Barb J, Wilsons Creek.
No doubt about it, here in the Northern Rivers we are blessed. Blessed with clean air, peace and serenity, food in natural abundance, barely any traffic…. etc, etc… I could go on. Even if you’re one of the many paying too much rent and pinched by the cost of living, you’ve still got it pretty damn good. If you have the privilege to own property, and perhaps a business (or three) – your privilege is great. But privilege doesn’t just mean counting our luck and blessing confers responsibility.
For those of us born with access to power and resources it may be hard for us to even see our privilege.
The Random House Dictionary (1993) defines privilege as ‘a right, immunity, or benefit enjoyed only by a person beyond the advantages of most.’

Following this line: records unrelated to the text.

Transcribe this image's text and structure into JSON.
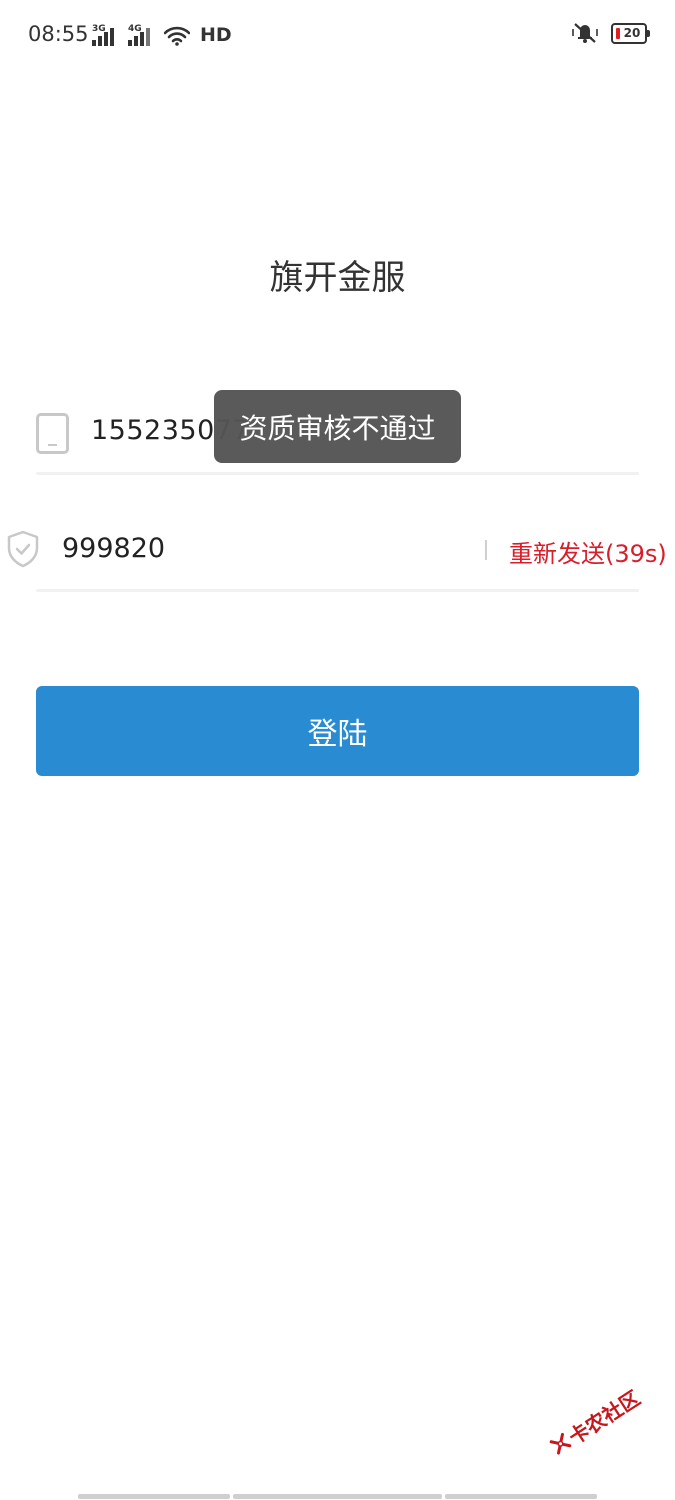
{
  "status_bar": {
    "time": "08:55",
    "signal1_tag": "3G",
    "signal2_tag": "4G",
    "network": "HD",
    "battery_level": "20",
    "icons": [
      "signal-3g-icon",
      "signal-4g-icon",
      "wifi-icon",
      "mute-vibrate-icon",
      "battery-icon"
    ]
  },
  "app": {
    "title": "旗开金服"
  },
  "form": {
    "phone_value": "155235077",
    "code_value": "999820",
    "resend_label": "重新发送(39s)",
    "login_label": "登陆"
  },
  "toast": {
    "message": "资质审核不通过"
  },
  "watermark": {
    "text": "卡农社区"
  },
  "colors": {
    "primary": "#298cd3",
    "accent_red": "#d81e2a",
    "toast_bg": "#555555"
  }
}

In this largely white population, perhaps we forget that many don’t have the same advantages. We are the ‘racial norm’, its mostly white people working in our stores, represented in newspaper, on local government. Yes, some of us come other places or from families with a mixed lineage, but nonetheless, diversity is seriously lacking here.
Are there economical, social and political opportunities for a more diverse population in our area? Not really.
Yes – we do honour the original custodians of the land on BayFM, and we might discuss certain human rights issues in world news over our morning latte, and Im sure many of you feel a moment of heartache for the homeless person on the streets of Byron. But for the most part we have the privilege not to have to live with an acute stress of issues of displacement and lack of basic resources.
Most of us are doing pretty well in terms of health & economic wellbeing, we have a good health care system & education system compared to other countries like the USA. Yet Indigenous Australians still suffer abject poverty and we are still refusing refugees to settle on our vast under-populated lands.
These musing are in my heart right now as I ponder the predicament of Manus Island refugees. So much space here. So much wealth. Couldn’t we offer some help here in pretty Byron Bay? or would it disturb our white sense of order and ‘peace’ too much. I know our major Simon Richardson agrees – as he was quoted in “The Voice of Byron” on 17 Nov. As he says ““Being a Refugee Welcome Zone is about displaying human compassion, upholding the human rights of refugees and enhancing cultural and religious diversity in our community – these sentiments remain as strong as ever for our Shire,” Mayor Richardson, said.”.
Recognising privilege doesn’t mean suffering guilt or shame for our privileged lot in life. Rather it means considering how we can use our privilege to influence some positive change in the world. Can you speak to the Australian Parliament to influence change?